Lucifer: The Devil in the Middle Ages
by Jeffrey Burton Russell
Cornell University Press, 356 pp., $29.95
During the past two decades Jeffrey Burton Russell has established himself as a respected historian of medieval religion. Though some of his extraordinarily abundant writings have dealt with the Roman Catholic mainstream, more have dealt with varieties of religion that flourished outside, and in opposition to, the Church. Dissent and Reform in the Early Middle Ages (1965), Religious Dissent in the Middle Ages (1971), Witchcraft in the Middle Ages (1972), and (with C.T. Berkhout) Medieval Heresies: A Bibliography (1981) are all concerned with types of belief and behavior that lay well beyond the limits of orthodoxy and orthopraxis. In the work of which Lucifer is the concluding installment Russell has cast his net much wider still. Taken together, the three volumes—The Devil: Perceptions of Evil from Antiquity to Primitive Christianity (1977), Satan: The Early Christian Tradition (1981), and the recent Lucifer—are an impressively wide-ranging history of the theme of the Devil, starting in ancient Egypt and Mesopotamia and ending in fifteenth-century Europe. The third volume can be fully appreciated only when it is considered in relation to its precursors.

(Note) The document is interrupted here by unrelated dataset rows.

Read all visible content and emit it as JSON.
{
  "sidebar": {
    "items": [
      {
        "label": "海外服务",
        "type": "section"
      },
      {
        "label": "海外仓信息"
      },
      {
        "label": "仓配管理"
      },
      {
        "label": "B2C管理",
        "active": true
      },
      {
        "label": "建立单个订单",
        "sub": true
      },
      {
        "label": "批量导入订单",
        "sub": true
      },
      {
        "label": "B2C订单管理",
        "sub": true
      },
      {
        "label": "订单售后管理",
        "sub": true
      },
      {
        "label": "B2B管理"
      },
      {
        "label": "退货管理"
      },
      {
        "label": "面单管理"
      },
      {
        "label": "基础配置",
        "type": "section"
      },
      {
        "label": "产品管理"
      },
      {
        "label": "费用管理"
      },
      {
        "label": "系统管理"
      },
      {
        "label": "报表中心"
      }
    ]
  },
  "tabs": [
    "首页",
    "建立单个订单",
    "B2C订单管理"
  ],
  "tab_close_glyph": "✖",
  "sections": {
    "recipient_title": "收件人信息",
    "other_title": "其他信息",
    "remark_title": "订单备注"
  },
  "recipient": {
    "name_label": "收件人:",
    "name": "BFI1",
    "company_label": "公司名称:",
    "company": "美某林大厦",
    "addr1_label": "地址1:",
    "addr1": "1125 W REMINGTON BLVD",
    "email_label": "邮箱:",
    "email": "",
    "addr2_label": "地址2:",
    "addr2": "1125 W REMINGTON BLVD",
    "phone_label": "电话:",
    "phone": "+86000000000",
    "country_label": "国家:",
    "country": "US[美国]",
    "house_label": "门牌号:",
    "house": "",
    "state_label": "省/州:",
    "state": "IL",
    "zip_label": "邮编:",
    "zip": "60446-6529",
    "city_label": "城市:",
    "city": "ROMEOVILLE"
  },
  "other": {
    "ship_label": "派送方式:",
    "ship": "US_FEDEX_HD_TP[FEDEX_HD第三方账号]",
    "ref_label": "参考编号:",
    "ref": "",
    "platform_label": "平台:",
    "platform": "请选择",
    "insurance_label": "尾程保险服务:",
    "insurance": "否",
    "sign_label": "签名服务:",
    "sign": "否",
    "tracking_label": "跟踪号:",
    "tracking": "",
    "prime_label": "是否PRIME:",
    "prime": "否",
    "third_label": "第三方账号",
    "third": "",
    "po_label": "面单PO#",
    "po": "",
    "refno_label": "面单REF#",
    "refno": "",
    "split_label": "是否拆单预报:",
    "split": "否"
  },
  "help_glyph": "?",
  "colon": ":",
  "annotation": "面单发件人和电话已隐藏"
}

Early in the first volume Russell indicates the angle from which he has approached his vast theme: the work belongs to “the history of concepts.” The history of concepts differs from the history of ideas in that “it attempts to integrate the study of ‘high’ thought with ‘low’ thought, theology and philosophy with myth and art, the products of the unconscious with those of the conscious…. A concept, then, is different from an idea in that (1) it is socially and culturally more broadly based, and (2) it includes psychological levels deeper than the rational.” Such an approach is not, of course, novel. Many writers have adopted it, in varying degrees, in their analysis of the social and political myths of the past three centuries; while others, including myself, have followed it in their attempts to interpret various beliefs current in the Middle Ages.
What is new about Russell’s enterprise is the period it covers in dealing with its subject. Admittedly, the opening chapters of the first volume deal with personifications of evil which, because of their remoteness in time or space or both, have little bearing on the Western concept of the Devil—but even with these excluded, the period covered is still enormous. In fact it is longer than Russell realizes. Quite correctly, he finds the origins of the Western concept of the Devil in the teachings of the Iranian prophet Zarathustra, commonly known under his Greek name of Zoroaster. But the date that he gives for Zarathustra, around 600 BC, is no longer accepted by specialists; it is now generally agreed that Zarathustra lived several centuries earlier, some time between 1400 and 1000 BC.
Russell’s account of the teachings both of Zarathustra himself and of later Zoroastrians is not very accurate—not surprisingly, since he has relied overmuch on that well-known but misleading work, The Dawn and Twilight of Zoroastrianism, by the late …